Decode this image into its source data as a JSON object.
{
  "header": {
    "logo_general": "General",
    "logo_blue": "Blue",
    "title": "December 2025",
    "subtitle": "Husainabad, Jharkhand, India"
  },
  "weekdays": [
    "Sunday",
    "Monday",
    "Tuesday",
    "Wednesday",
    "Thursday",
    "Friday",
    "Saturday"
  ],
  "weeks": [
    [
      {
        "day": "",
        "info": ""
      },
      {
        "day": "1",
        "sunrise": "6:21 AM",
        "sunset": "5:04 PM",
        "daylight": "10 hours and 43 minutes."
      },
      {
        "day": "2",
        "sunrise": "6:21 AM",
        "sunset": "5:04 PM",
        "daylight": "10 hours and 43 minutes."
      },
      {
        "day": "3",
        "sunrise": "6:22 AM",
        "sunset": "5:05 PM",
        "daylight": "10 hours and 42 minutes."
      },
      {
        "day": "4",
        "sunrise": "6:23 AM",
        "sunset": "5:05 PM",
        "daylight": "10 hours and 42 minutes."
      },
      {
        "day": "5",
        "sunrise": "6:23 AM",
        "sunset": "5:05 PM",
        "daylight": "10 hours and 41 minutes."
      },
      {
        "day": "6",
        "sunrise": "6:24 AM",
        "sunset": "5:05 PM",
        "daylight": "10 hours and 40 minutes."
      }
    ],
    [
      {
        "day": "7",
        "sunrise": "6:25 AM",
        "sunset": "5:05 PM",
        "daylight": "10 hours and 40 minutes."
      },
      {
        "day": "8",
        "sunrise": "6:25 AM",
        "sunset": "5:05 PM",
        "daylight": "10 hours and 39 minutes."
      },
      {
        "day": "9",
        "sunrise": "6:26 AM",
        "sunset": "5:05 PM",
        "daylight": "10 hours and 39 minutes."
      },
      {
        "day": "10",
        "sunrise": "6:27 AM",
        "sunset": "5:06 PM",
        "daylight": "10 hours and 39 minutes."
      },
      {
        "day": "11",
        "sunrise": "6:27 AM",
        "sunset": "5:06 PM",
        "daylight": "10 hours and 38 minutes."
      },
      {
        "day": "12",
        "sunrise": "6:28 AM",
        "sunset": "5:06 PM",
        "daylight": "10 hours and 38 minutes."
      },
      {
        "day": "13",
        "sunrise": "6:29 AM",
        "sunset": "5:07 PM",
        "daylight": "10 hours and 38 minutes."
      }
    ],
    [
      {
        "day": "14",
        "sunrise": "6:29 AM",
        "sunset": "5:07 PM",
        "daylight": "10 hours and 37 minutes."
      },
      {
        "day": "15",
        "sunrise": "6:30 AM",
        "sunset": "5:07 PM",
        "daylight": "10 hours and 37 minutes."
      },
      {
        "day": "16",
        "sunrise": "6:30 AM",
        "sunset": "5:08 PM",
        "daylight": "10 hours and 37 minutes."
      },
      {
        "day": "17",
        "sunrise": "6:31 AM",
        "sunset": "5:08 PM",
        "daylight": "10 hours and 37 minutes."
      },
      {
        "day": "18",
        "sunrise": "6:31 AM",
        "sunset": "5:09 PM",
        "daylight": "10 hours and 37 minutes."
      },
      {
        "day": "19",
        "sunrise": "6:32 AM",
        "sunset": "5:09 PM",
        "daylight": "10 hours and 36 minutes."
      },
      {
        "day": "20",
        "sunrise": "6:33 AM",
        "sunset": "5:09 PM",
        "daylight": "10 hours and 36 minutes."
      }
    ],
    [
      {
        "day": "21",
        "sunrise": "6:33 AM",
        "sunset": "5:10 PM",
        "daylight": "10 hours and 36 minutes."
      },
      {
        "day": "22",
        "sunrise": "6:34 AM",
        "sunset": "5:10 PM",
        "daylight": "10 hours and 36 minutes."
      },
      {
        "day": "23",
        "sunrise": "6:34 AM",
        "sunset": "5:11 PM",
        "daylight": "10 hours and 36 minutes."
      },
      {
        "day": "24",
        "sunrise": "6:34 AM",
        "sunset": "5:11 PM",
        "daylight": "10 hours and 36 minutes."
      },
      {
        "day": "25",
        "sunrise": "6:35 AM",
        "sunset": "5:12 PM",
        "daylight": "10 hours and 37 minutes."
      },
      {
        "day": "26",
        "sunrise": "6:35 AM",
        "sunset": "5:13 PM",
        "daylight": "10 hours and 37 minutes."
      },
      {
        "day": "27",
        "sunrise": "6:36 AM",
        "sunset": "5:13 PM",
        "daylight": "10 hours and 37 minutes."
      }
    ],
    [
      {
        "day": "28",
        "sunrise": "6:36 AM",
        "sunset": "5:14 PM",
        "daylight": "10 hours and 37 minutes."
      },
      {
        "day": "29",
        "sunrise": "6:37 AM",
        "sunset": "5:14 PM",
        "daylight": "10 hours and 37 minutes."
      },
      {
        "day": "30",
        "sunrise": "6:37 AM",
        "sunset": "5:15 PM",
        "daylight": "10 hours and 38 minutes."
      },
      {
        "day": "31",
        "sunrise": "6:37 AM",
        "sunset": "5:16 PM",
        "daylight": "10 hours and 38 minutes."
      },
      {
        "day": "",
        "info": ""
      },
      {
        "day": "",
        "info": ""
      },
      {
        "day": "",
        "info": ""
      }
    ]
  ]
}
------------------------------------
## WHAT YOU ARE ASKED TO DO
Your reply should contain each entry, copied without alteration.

## ANSWER BELOW
Decode this image into its source data as a JSON object.
{
  "header": {
    "logo_general": "General",
    "logo_blue": "Blue",
    "title": "December 2025",
    "subtitle": "Husainabad, Jharkhand, India"
  },
  "weekdays": [
    "Sunday",
    "Monday",
    "Tuesday",
    "Wednesday",
    "Thursday",
    "Friday",
    "Saturday"
  ],
  "weeks": [
    [
      {
        "day": "",
        "info": ""
      },
      {
        "day": "1",
        "sunrise": "6:21 AM",
        "sunset": "5:04 PM",
        "daylight": "10 hours and 43 minutes."
      },
      {
        "day": "2",
        "sunrise": "6:21 AM",
        "sunset": "5:04 PM",
        "daylight": "10 hours and 43 minutes."
      },
      {
        "day": "3",
        "sunrise": "6:22 AM",
        "sunset": "5:05 PM",
        "daylight": "10 hours and 42 minutes."
      },
      {
        "day": "4",
        "sunrise": "6:23 AM",
        "sunset": "5:05 PM",
        "daylight": "10 hours and 42 minutes."
      },
      {
        "day": "5",
        "sunrise": "6:23 AM",
        "sunset": "5:05 PM",
        "daylight": "10 hours and 41 minutes."
      },
      {
        "day": "6",
        "sunrise": "6:24 AM",
        "sunset": "5:05 PM",
        "daylight": "10 hours and 40 minutes."
      }
    ],
    [
      {
        "day": "7",
        "sunrise": "6:25 AM",
        "sunset": "5:05 PM",
        "daylight": "10 hours and 40 minutes."
      },
      {
        "day": "8",
        "sunrise": "6:25 AM",
        "sunset": "5:05 PM",
        "daylight": "10 hours and 39 minutes."
      },
      {
        "day": "9",
        "sunrise": "6:26 AM",
        "sunset": "5:05 PM",
        "daylight": "10 hours and 39 minutes."
      },
      {
        "day": "10",
        "sunrise": "6:27 AM",
        "sunset": "5:06 PM",
        "daylight": "10 hours and 39 minutes."
      },
      {
        "day": "11",
        "sunrise": "6:27 AM",
        "sunset": "5:06 PM",
        "daylight": "10 hours and 38 minutes."
      },
      {
        "day": "12",
        "sunrise": "6:28 AM",
        "sunset": "5:06 PM",
        "daylight": "10 hours and 38 minutes."
      },
      {
        "day": "13",
        "sunrise": "6:29 AM",
        "sunset": "5:07 PM",
        "daylight": "10 hours and 38 minutes."
      }
    ],
    [
      {
        "day": "14",
        "sunrise": "6:29 AM",
        "sunset": "5:07 PM",
        "daylight": "10 hours and 37 minutes."
      },
      {
        "day": "15",
        "sunrise": "6:30 AM",
        "sunset": "5:07 PM",
        "daylight": "10 hours and 37 minutes."
      },
      {
        "day": "16",
        "sunrise": "6:30 AM",
        "sunset": "5:08 PM",
        "daylight": "10 hours and 37 minutes."
      },
      {
        "day": "17",
        "sunrise": "6:31 AM",
        "sunset": "5:08 PM",
        "daylight": "10 hours and 37 minutes."
      },
      {
        "day": "18",
        "sunrise": "6:31 AM",
        "sunset": "5:09 PM",
        "daylight": "10 hours and 37 minutes."
      },
      {
        "day": "19",
        "sunrise": "6:32 AM",
        "sunset": "5:09 PM",
        "daylight": "10 hours and 36 minutes."
      },
      {
        "day": "20",
        "sunrise": "6:33 AM",
        "sunset": "5:09 PM",
        "daylight": "10 hours and 36 minutes."
      }
    ],
    [
      {
        "day": "21",
        "sunrise": "6:33 AM",
        "sunset": "5:10 PM",
        "daylight": "10 hours and 36 minutes."
      },
      {
        "day": "22",
        "sunrise": "6:34 AM",
        "sunset": "5:10 PM",
        "daylight": "10 hours and 36 minutes."
      },
      {
        "day": "23",
        "sunrise": "6:34 AM",
        "sunset": "5:11 PM",
        "daylight": "10 hours and 36 minutes."
      },
      {
        "day": "24",
        "sunrise": "6:34 AM",
        "sunset": "5:11 PM",
        "daylight": "10 hours and 36 minutes."
      },
      {
        "day": "25",
        "sunrise": "6:35 AM",
        "sunset": "5:12 PM",
        "daylight": "10 hours and 37 minutes."
      },
      {
        "day": "26",
        "sunrise": "6:35 AM",
        "sunset": "5:13 PM",
        "daylight": "10 hours and 37 minutes."
      },
      {
        "day": "27",
        "sunrise": "6:36 AM",
        "sunset": "5:13 PM",
        "daylight": "10 hours and 37 minutes."
      }
    ],
    [
      {
        "day": "28",
        "sunrise": "6:36 AM",
        "sunset": "5:14 PM",
        "daylight": "10 hours and 37 minutes."
      },
      {
        "day": "29",
        "sunrise": "6:37 AM",
        "sunset": "5:14 PM",
        "daylight": "10 hours and 37 minutes."
      },
      {
        "day": "30",
        "sunrise": "6:37 AM",
        "sunset": "5:15 PM",
        "daylight": "10 hours and 38 minutes."
      },
      {
        "day": "31",
        "sunrise": "6:37 AM",
        "sunset": "5:16 PM",
        "daylight": "10 hours and 38 minutes."
      },
      {
        "day": "",
        "info": ""
      },
      {
        "day": "",
        "info": ""
      },
      {
        "day": "",
        "info": ""
      }
    ]
  ]
}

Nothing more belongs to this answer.